Hitachi and Toshiba can call their sets HDTVs. But they must also prominently disclose that only 810 lines are being shown when signals are in letterbox format. Not even His Airness, Michael Jordan, can buy a pair of Karim Rashid's teched-out athletic shoes. That's because they exist only in the New York designer's head, although visitors to the San Francisco Museum of Modern Art can see a digital image of how these gadget-laden wonders might look.


His concept shoe is part of the museum's exhibit entitled "Design Afoot: Athletic Shoes 1995-2000," which runs through Oct. 17.
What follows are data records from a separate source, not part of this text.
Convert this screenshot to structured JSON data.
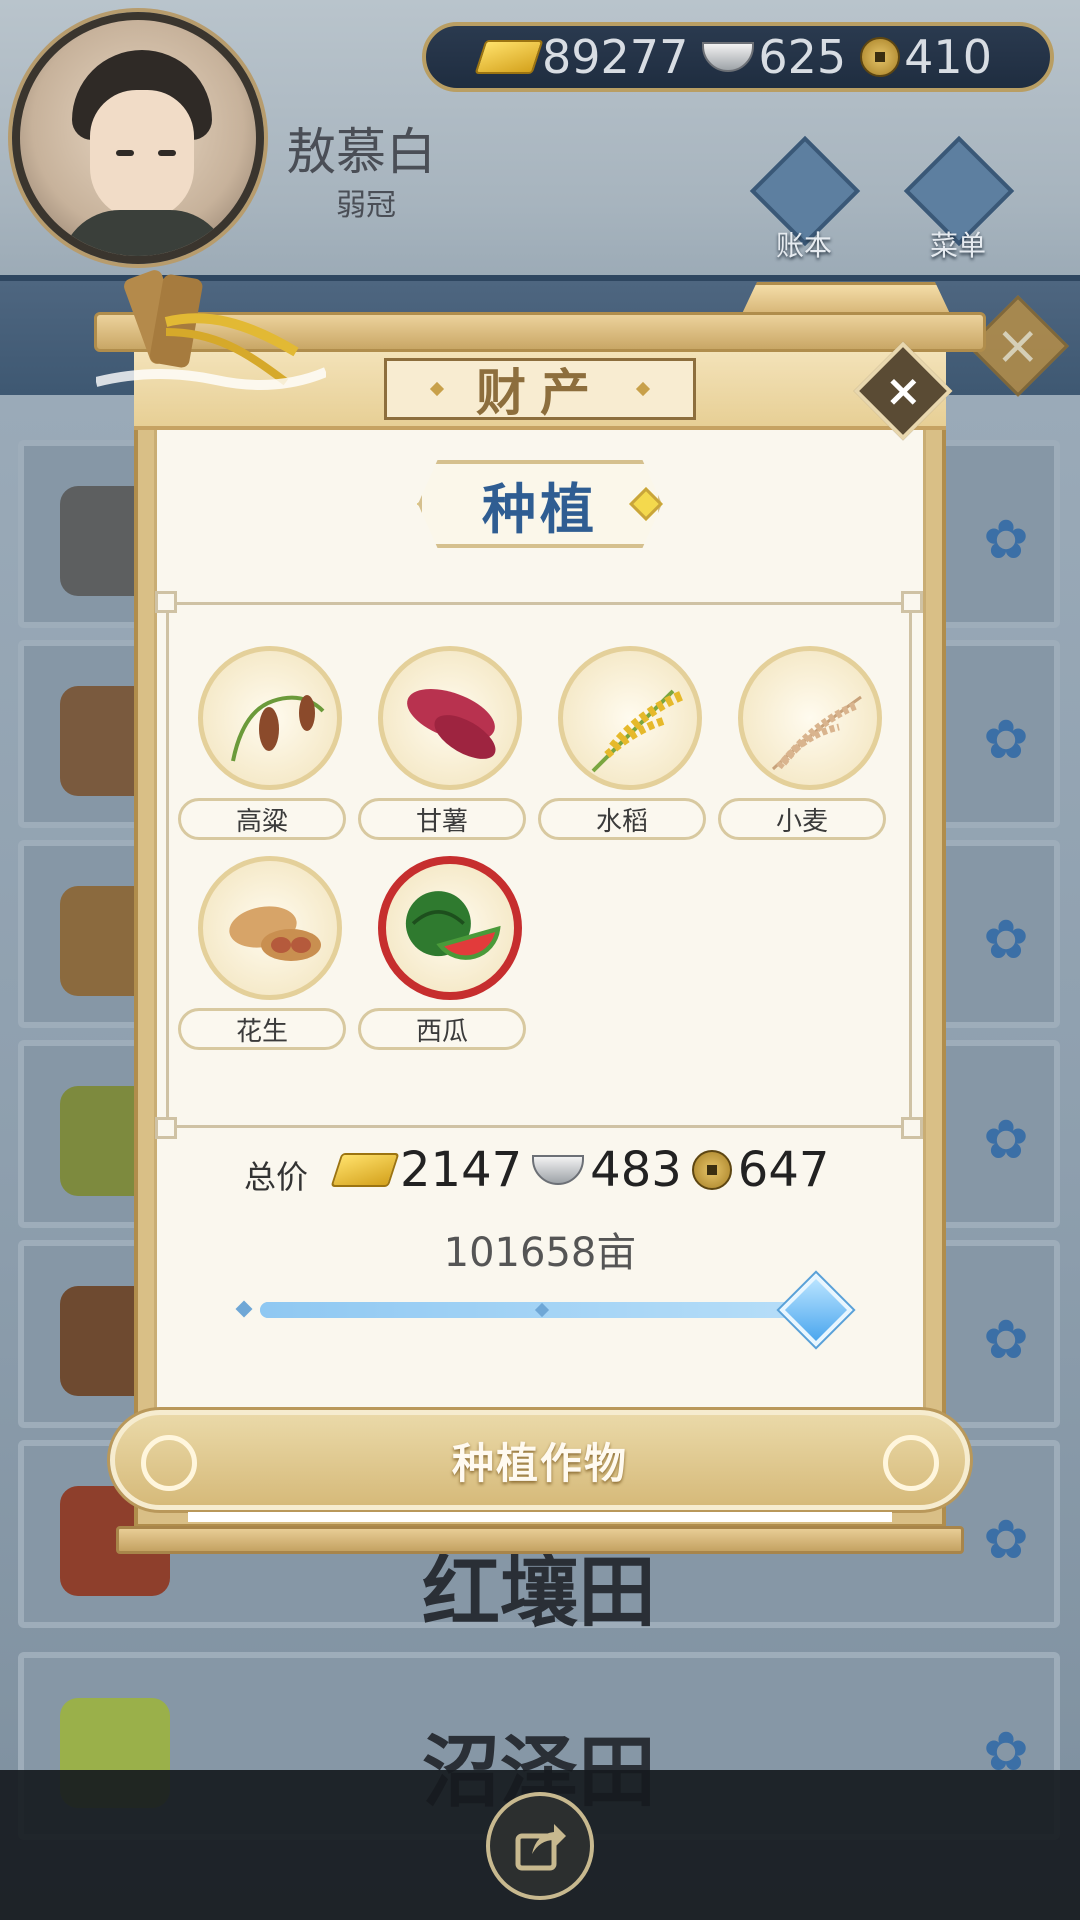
{
  "player": {
    "name": "敖慕白",
    "title": "弱冠"
  },
  "currency": {
    "gold": "89277",
    "silver": "625",
    "coins": "410"
  },
  "top_buttons": {
    "ledger": "账本",
    "menu": "菜单"
  },
  "background_cards": [
    {
      "title": ""
    },
    {
      "title": ""
    },
    {
      "title": ""
    },
    {
      "title": ""
    },
    {
      "title": ""
    },
    {
      "title": "红壤田"
    },
    {
      "title": "沼泽田"
    }
  ],
  "modal": {
    "title": "财产",
    "category": "种植",
    "crops": [
      {
        "name": "高粱",
        "icon": "sorghum-icon",
        "selected": false
      },
      {
        "name": "甘薯",
        "icon": "sweet-potato-icon",
        "selected": false
      },
      {
        "name": "水稻",
        "icon": "rice-icon",
        "selected": false
      },
      {
        "name": "小麦",
        "icon": "wheat-icon",
        "selected": false
      },
      {
        "name": "花生",
        "icon": "peanut-icon",
        "selected": false
      },
      {
        "name": "西瓜",
        "icon": "watermelon-icon",
        "selected": true
      }
    ],
    "total_label": "总价",
    "total": {
      "gold": "2147",
      "silver": "483",
      "coins": "647"
    },
    "area": "101658亩",
    "slider_fraction": 1.0,
    "action_button": "种植作物",
    "close_icon": "×"
  },
  "colors": {
    "accent_blue": "#2f5d92",
    "selected_red": "#c62e2e",
    "gold_frame": "#b08d4c"
  }
}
The museum (www.sfmoma.org) collected 150 sports shoes from several companies, including Nike, Prada, Tommy Hilfiger, Acupunctures and DKNY. It also commissioned a handful of top designers and design teams, such as Mr. Rashid, Razorfish, IDEO, frogdesign and Yves Béhar of FuseProject, to envision futuristic shoes.


The purpose of the exhibit, says the museum, is to show "the recent evolution of athletic footwear design in which the line between fashion footwear and high-performance shoes has blurred."


Mr. Rashid calls his footwear the Shmoo, from a combination of the words smart and shoe.


In his vision, the Shmoo could tell wearers where they are by using the Global Positioning System, technology that employs satellites to pinpoint location.


An MP3 player for music and a massager module could slip into ports on the ankle. A video camera could mount in the heel.


A biofeedback monitor could be positioned in the toe.


Shmoos are a long way from Air Jordans, the popular Nike models for which the basketball legend lent his name.


But Mr. Rashid insists that the idea for the Shmoos is not farfetched.


"We could do it right now," he says. "The technology exists."Consumers will spend $12 billion online for products and services during the upcoming holiday season, a 66 percent increase over last year's $7 billion, according to Jupiter Communications.



According to a study by eMarketer, 6.6 million seniors were online last year. By the end of this year, eMarketer says, there will be 9.1 million seniors online and 17.3 million by 2003.



Online car sales in the United States are projected to grow to more than 500,000 vehicles by 2003 from 15,000 last year, Forrester Research says.



Americans are going online to go places. Seventy-five percent of Americans with access to the Internet use it to research travel plans, the GartnerGroup says.



Where does your personal computer live at home? Well, 33 percent are in the playroom, den or family room, a survey by Microsoft finds. Twenty-eight percent are in the office, library or study, and 16 percent are in the master bedroom. Others are in the living room, child's bedroom or rooms specifically set aside for computing.